They decided to tear it up and start over, which was a big challenge considering their tight budget and narrow timeline. But last summer Matthews and his colleagues transformed the space — essentially two tech labs with 25 desktop computers — into a dynamic, flexible makerspace.

Looking for inspiration to redesign a school space? Matthews offers these tips for creating a makerspace on a shoestring.

Make sure the space is student friendly. Put materials in students’ hands. Kids need to play, brainstorm, touch, tinker, grab a material and try it or put it back. At Burke the cornerstone of the redesign was lots of bins packed with materials situated right in front of the students.

Give students ownership of the space. You don’t need brightly painted walls or high-end supplies. Just create lots of places to display student work to inspire more great work.
Above all, Matthews wanted students to feel like they were in charge of design and upkeep of the space. Using staple guns, students gave their old swivel stools a makeover by reupholstering the seats with colorful fabric.

Address safety and efficiency. Label makerspace bins with red and green dots. A red dot means the material is scarce, comes with safety rules or is expensive and therefore requires teacher permission to use. A green dot means students can use these supplies without permission. The system saves teachers’ time while ensuring students are careful and conscientious.

Put it on wheels. This allows you to define the space based on the learning rather than vise versa. Tables can be in the center of the room for group work or moved out of the way to create a big open space. At Burke, even 3D printers and TVs are on rollers, and wheeled garment racks hold dry erase boards that nest together to save space when not in use.

Focus on curriculum. A makerspace isn’t about pricey tools or even technology. Laser cutters and 3D printers are always at the top of people’s lists when they create a makerspace, but it’s more important to have a great curriculum. Buy those tools only when you need them for a project. This helps your space evolve at a natural pace.

Start with your staff. It’s not unusual for faculty to be timid about making. Combat this by inviting the leery to come in and play. Set up a mini-maker fair on campus during a workday and asked teachers to bring something they made for an informal show and tell. At Burke, staff brought in photography, baked goods, paintings, a surfboard case, wedding invitations, crafts, even a miniature ship. It was a great way for teachers to share their talents and create collaborations down the road.

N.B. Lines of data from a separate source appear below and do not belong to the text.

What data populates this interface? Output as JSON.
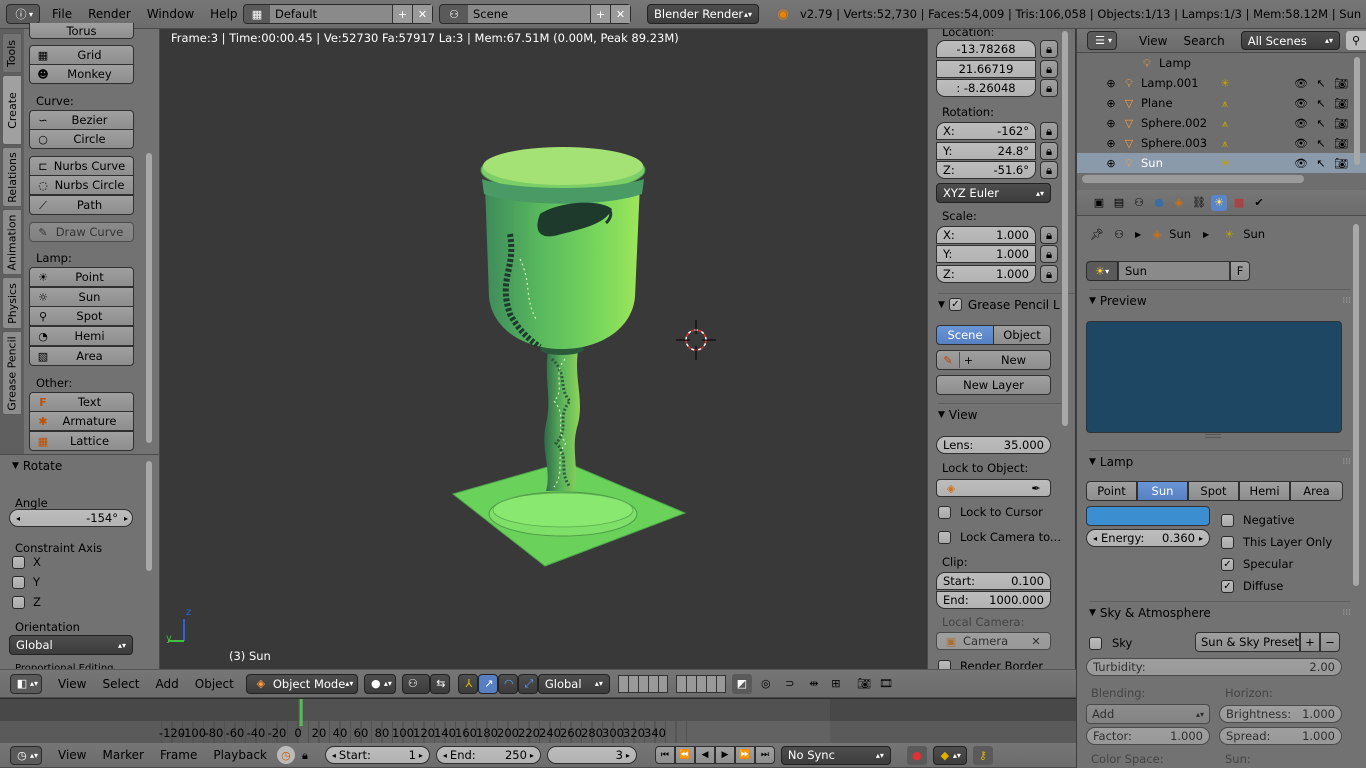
{
  "topbar": {
    "menus": [
      "File",
      "Render",
      "Window",
      "Help"
    ],
    "screen_layout": "Default",
    "scene": "Scene",
    "engine": "Blender Render",
    "stats": "v2.79 | Verts:52,730 | Faces:54,009 | Tris:106,058 | Objects:1/13 | Lamps:1/3 | Mem:58.12M | Sun"
  },
  "toolshelf": {
    "tabs": [
      "Tools",
      "Create",
      "Relations",
      "Animation",
      "Physics",
      "Grease Pencil"
    ],
    "mesh_items": [
      "Torus",
      "Grid",
      "Monkey"
    ],
    "curve_label": "Curve:",
    "curve_items": [
      "Bezier",
      "Circle"
    ],
    "curve_items2": [
      "Nurbs Curve",
      "Nurbs Circle",
      "Path"
    ],
    "draw_curve": "Draw Curve",
    "lamp_label": "Lamp:",
    "lamp_items": [
      "Point",
      "Sun",
      "Spot",
      "Hemi",
      "Area"
    ],
    "other_label": "Other:",
    "other_items": [
      "Text",
      "Armature",
      "Lattice"
    ]
  },
  "operator": {
    "title": "Rotate",
    "angle_label": "Angle",
    "angle_value": "-154°",
    "constraint_label": "Constraint Axis",
    "axes": [
      "X",
      "Y",
      "Z"
    ],
    "orientation_label": "Orientation",
    "orientation_value": "Global",
    "cut_text": "Proportional Editing"
  },
  "viewport": {
    "info": "Frame:3 | Time:00:00.45 | Ve:52730 Fa:57917 La:3 | Mem:67.51M (0.00M, Peak 89.23M)",
    "object_label": "(3) Sun",
    "axis_z": "z",
    "axis_y": "y"
  },
  "properties_n": {
    "location_label": "Location:",
    "loc": [
      "-13.78268",
      "21.66719",
      ": -8.26048"
    ],
    "rotation_label": "Rotation:",
    "rot": [
      {
        "axis": "X:",
        "value": "-162°"
      },
      {
        "axis": "Y:",
        "value": "24.8°"
      },
      {
        "axis": "Z:",
        "value": "-51.6°"
      }
    ],
    "rot_mode": "XYZ Euler",
    "scale_label": "Scale:",
    "scale": [
      {
        "axis": "X:",
        "value": "1.000"
      },
      {
        "axis": "Y:",
        "value": "1.000"
      },
      {
        "axis": "Z:",
        "value": "1.000"
      }
    ],
    "gp_title": "Grease Pencil L",
    "gp_scene": "Scene",
    "gp_object": "Object",
    "gp_new": "New",
    "gp_new_layer": "New Layer",
    "view_title": "View",
    "lens_label": "Lens:",
    "lens_value": "35.000",
    "lock_obj_label": "Lock to Object:",
    "lock_cursor": "Lock to Cursor",
    "lock_camera": "Lock Camera to...",
    "clip_label": "Clip:",
    "clip_start_label": "Start:",
    "clip_start": "0.100",
    "clip_end_label": "End:",
    "clip_end": "1000.000",
    "local_camera_label": "Local Camera:",
    "local_camera": "Camera",
    "render_border": "Render Border"
  },
  "outliner": {
    "menus": [
      "View",
      "Search"
    ],
    "filter": "All Scenes",
    "items": [
      {
        "name": "Lamp",
        "icon": "lamp-icon",
        "color": "#ffa040"
      },
      {
        "name": "Lamp.001",
        "icon": "lamp-icon",
        "color": "#ffa040"
      },
      {
        "name": "Plane",
        "icon": "mesh-icon",
        "color": "#ff9a3a"
      },
      {
        "name": "Sphere.002",
        "icon": "mesh-icon",
        "color": "#ff9a3a"
      },
      {
        "name": "Sphere.003",
        "icon": "mesh-icon",
        "color": "#ff9a3a"
      },
      {
        "name": "Sun",
        "icon": "lamp-icon",
        "color": "#ffa040"
      }
    ]
  },
  "props_editor": {
    "breadcrumb": [
      "Sun",
      "Sun"
    ],
    "datablock": "Sun",
    "fake_user": "F",
    "preview_title": "Preview",
    "preview_color": "#1e4763",
    "lamp_title": "Lamp",
    "lamp_types": [
      "Point",
      "Sun",
      "Spot",
      "Hemi",
      "Area"
    ],
    "lamp_color": "#3b8ecf",
    "energy_label": "Energy:",
    "energy_value": "0.360",
    "checks": [
      {
        "label": "Negative",
        "checked": false
      },
      {
        "label": "This Layer Only",
        "checked": false
      },
      {
        "label": "Specular",
        "checked": true
      },
      {
        "label": "Diffuse",
        "checked": true
      }
    ],
    "sky_title": "Sky & Atmosphere",
    "sky_label": "Sky",
    "sky_presets": "Sun & Sky Presets",
    "turbidity_label": "Turbidity:",
    "turbidity_value": "2.00",
    "blending_label": "Blending:",
    "horizon_label": "Horizon:",
    "blend_mode": "Add",
    "brightness_label": "Brightness:",
    "brightness_value": "1.000",
    "factor_label": "Factor:",
    "factor_value": "1.000",
    "spread_label": "Spread:",
    "spread_value": "1.000",
    "color_space_label": "Color Space:",
    "sun_label": "Sun:"
  },
  "view_header": {
    "menus": [
      "View",
      "Select",
      "Add",
      "Object"
    ],
    "mode": "Object Mode",
    "orientation": "Global"
  },
  "timeline": {
    "ticks": [
      "-120",
      "-100",
      "-80",
      "-60",
      "-40",
      "-20",
      "0",
      "20",
      "40",
      "60",
      "80",
      "100",
      "120",
      "140",
      "160",
      "180",
      "200",
      "220",
      "240",
      "260",
      "280",
      "300",
      "320",
      "340"
    ],
    "tick_values": [
      -120,
      -100,
      -80,
      -60,
      -40,
      -20,
      0,
      20,
      40,
      60,
      80,
      100,
      120,
      140,
      160,
      180,
      200,
      220,
      240,
      260,
      280,
      300,
      320,
      340
    ],
    "current_frame": 3,
    "menus": [
      "View",
      "Marker",
      "Frame",
      "Playback"
    ],
    "start_label": "Start:",
    "start": "1",
    "end_label": "End:",
    "end": "250",
    "frame": "3",
    "sync": "No Sync"
  }
}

Build in time for unstructured play and tinkering. Open your makerspace at lunch and recess and schedule time for faculty and students to bring their families to play in the space. Matthews follows the genius hour philosophy of setting aside time for students to pursue their passions. “It naturally becomes a genius hour when you build in time for unstructured play,” he says.

The maker movement is a hot topic at ISTE 2016! Matthews will share his ideas in one of dozens of sessions dedicated to the maker movement in education.